If we write $u$ for $f(x)$ and $v$ for $g(x)$, then this last version states that
Compare this to the definition
(although this is really only a definition when $v$ is $x$, which reduces Cauchy's theorem to Lagrange's).
Rolle's theorem is usually called just ‘Rolle's’ theorem, being the only result attributed today to Michel Rolle?; but Lagrange's and Cauchy's theorems must be called ‘mean value’ theorems, as Joseph-Louis Lagrange and Augustin-Louis Cauchy did far more.

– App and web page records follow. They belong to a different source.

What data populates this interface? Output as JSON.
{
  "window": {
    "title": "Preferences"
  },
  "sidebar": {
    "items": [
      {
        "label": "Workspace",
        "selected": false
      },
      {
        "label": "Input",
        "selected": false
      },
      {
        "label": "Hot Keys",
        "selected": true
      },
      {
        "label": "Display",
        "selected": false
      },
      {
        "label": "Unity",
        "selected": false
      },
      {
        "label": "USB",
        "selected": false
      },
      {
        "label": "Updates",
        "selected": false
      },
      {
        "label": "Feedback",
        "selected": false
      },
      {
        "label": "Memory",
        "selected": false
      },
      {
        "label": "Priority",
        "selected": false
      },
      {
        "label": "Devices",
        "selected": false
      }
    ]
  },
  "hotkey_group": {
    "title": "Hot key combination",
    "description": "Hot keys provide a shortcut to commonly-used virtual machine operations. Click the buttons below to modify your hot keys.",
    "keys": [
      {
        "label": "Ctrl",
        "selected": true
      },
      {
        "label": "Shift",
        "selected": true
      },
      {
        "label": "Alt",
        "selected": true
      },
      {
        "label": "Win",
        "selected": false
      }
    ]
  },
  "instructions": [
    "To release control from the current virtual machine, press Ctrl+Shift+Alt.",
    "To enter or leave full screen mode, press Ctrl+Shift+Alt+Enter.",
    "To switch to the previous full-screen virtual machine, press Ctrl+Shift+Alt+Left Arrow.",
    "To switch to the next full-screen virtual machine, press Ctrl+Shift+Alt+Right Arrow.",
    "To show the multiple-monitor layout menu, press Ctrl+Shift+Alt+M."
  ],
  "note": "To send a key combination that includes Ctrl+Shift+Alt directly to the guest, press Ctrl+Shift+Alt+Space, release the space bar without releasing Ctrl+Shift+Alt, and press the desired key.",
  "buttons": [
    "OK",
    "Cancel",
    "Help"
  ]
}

By default, the term ‘Mean Value Theorem’ usually refers to Lagrange's theorem. (But neither Rolle nor Lagrange proved their theorem in the general case; the first proofs of all of them are due to Cauchy in 1823, a decade after Lagrange's death and more than a century after Rolle's death.)
One consequence of these mean-value theorems if that if the relevant derivatives (or ratios of derivatives) are bounded, then the corresponding differences (or ratios of differences) will also be bounded. We state this for Lagrange's theorem, although there are versions that correspond more to Rolle's or Cauchy's.
Suppose that $a \lt b$ are real numbers and $f$ is a continuous real-valued function on $[a,b]$. If $f$ is differentiable on the interior $]{a,b}[$, and we have $m \leq f' \leq M$ on $]{a,b}[$ for some constants $m$ and $M$, then
A slightly weaker statement is
which is true even if the derivative is unbounded (in which case the right-hand side is infinite).
In constructive mathematics, the mean-value theorems generally cannot be proved, since it may be impossible to find the value $c$ (although some variations with stronger hypotheses or weaker conclusions can often be proved, similarly to the Intermediate-Value Theorem). However, the mean-value inequality is true in constructive mathematics, as long as $f$ is uniformly differentiable on every closed subinterval of $]{a,b}[$ (as is typical).
The second form of the mean-value inequality shows the relationship of differentiability to Lipschitz continuity: a continuous function on an interval with bounded derivative on the interior of the interval is Lipschitz continuous on that interval (and the supremum of the absolute value of the derivative is the Lipschitz constant).
Wikipedia, Mean value theorem
nForum discussion of constructive versions
Last revised on February 16, 2020 at 02:28:30. See the history of this page for a list of all contributions to it.